On to the dress: Moira brought in several patterns she had picked up for us to discuss.  We narrowed it down to the one she and her groom liked best: McCall’s 7086.   McCall Pattern 7086

As with A.C., Moira wants a dress that she could wear after the ceremony to other functions.  I love the idea of practical wedding wear.  (My dress from my first marriage is sitting in a box in my parents’ home.) I took measurements, set up two future appointments for a tissue fitting and a second fitting afterwards.

Then we discussed fabric.  This was honestly the best part of the whole meeting because when Moira asked if I had any advice on patterns.  “Maybe not stripes or plaids because they would be a nightmare to match with this pattern.”  Anything else?
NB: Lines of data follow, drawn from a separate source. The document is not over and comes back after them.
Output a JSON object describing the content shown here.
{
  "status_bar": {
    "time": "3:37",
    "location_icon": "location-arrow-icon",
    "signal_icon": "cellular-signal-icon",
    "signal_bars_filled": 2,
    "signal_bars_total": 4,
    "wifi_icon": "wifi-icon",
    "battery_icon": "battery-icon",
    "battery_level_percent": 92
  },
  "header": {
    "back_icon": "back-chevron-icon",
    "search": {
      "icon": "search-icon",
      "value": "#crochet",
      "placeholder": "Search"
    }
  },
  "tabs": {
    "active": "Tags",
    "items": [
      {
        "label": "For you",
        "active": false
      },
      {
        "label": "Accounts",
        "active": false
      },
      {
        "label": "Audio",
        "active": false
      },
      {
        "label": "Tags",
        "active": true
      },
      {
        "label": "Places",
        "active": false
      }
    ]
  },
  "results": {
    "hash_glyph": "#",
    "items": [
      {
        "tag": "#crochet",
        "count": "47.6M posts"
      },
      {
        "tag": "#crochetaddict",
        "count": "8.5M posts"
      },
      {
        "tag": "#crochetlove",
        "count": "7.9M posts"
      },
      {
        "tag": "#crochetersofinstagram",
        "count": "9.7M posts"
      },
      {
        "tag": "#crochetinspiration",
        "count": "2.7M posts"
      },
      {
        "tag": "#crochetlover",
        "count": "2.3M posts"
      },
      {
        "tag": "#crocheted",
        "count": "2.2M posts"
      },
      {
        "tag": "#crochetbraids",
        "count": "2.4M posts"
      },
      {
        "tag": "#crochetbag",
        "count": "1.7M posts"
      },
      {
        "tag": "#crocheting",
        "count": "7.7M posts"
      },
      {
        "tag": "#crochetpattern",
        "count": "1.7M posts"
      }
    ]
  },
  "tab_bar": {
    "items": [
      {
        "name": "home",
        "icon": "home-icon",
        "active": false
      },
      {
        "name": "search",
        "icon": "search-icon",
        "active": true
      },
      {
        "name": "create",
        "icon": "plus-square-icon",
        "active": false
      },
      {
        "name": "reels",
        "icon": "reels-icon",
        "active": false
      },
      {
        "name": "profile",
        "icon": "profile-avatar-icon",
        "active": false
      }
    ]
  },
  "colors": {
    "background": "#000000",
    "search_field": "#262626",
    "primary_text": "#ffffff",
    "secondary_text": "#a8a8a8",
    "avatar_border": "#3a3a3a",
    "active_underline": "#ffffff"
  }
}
Fair game.  As long as she found a print she loved, I’d work with it.  My reasoning is that one should wear what makes one feel fabulous.  If that’s big prints?  Awesome!  And if anyone makes any noises about how the print resembles furniture, then you sit your fabulous self on that person and smother them because you don’t need that kind of negativity in your life.

At this point you might be wondering, “Are you going to add pockets to this dress?”  And that’s how I know you are new to this blog.  Of course I will be adding pockets to this dress.  I personally view any pattern that omits pockets to be a design flaw that should have seen the pattern sent back for redrafting.  But fashion rarely makes sense, which is why I and other sewists are here to make up for the mistakes of others.

I’ll update as work on this dress progresses.  I also have a few other commissions that are in various stages of completion which I’ll post on in the coming months.  In the meantime, I’ve got some pockets to insert.


*I realize I didn’t mention this before, but in January I had to put down Trixie. While I am not ready for another dog, the house was feeling empty without a furry presence, and so at the end of April we adopted two cats: Barley and Jake.  We got them from the Humane Haven in Bolingbrook and the house has felt in balance once again.